[Entries taken from a collection]
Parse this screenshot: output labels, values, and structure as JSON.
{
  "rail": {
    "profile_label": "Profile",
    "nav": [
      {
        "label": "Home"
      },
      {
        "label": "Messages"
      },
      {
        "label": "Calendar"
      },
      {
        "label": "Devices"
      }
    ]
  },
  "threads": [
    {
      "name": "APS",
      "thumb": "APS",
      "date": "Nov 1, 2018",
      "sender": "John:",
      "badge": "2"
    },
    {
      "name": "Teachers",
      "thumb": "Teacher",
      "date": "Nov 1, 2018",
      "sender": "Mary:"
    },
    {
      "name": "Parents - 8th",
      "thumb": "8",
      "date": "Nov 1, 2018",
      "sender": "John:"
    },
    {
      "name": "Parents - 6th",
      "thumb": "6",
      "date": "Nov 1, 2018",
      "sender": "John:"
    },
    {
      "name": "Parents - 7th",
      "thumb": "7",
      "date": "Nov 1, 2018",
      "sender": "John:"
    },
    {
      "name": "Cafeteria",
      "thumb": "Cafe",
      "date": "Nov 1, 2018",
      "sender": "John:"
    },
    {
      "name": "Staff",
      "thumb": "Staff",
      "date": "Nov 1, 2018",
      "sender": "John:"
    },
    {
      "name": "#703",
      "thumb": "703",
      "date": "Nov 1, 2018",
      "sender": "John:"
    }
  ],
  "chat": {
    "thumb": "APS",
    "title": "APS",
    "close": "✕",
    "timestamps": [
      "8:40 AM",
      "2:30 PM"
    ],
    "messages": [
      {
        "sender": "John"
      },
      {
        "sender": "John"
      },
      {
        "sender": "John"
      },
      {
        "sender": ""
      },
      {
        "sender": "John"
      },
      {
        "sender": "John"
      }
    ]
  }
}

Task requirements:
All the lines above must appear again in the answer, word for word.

Exercise answer:
Parse this screenshot: output labels, values, and structure as JSON.
{
  "rail": {
    "profile_label": "Profile",
    "nav": [
      {
        "label": "Home"
      },
      {
        "label": "Messages"
      },
      {
        "label": "Calendar"
      },
      {
        "label": "Devices"
      }
    ]
  },
  "threads": [
    {
      "name": "APS",
      "thumb": "APS",
      "date": "Nov 1, 2018",
      "sender": "John:",
      "badge": "2"
    },
    {
      "name": "Teachers",
      "thumb": "Teacher",
      "date": "Nov 1, 2018",
      "sender": "Mary:"
    },
    {
      "name": "Parents - 8th",
      "thumb": "8",
      "date": "Nov 1, 2018",
      "sender": "John:"
    },
    {
      "name": "Parents - 6th",
      "thumb": "6",
      "date": "Nov 1, 2018",
      "sender": "John:"
    },
    {
      "name": "Parents - 7th",
      "thumb": "7",
      "date": "Nov 1, 2018",
      "sender": "John:"
    },
    {
      "name": "Cafeteria",
      "thumb": "Cafe",
      "date": "Nov 1, 2018",
      "sender": "John:"
    },
    {
      "name": "Staff",
      "thumb": "Staff",
      "date": "Nov 1, 2018",
      "sender": "John:"
    },
    {
      "name": "#703",
      "thumb": "703",
      "date": "Nov 1, 2018",
      "sender": "John:"
    }
  ],
  "chat": {
    "thumb": "APS",
    "title": "APS",
    "close": "✕",
    "timestamps": [
      "8:40 AM",
      "2:30 PM"
    ],
    "messages": [
      {
        "sender": "John"
      },
      {
        "sender": "John"
      },
      {
        "sender": "John"
      },
      {
        "sender": ""
      },
      {
        "sender": "John"
      },
      {
        "sender": "John"
      }
    ]
  }
}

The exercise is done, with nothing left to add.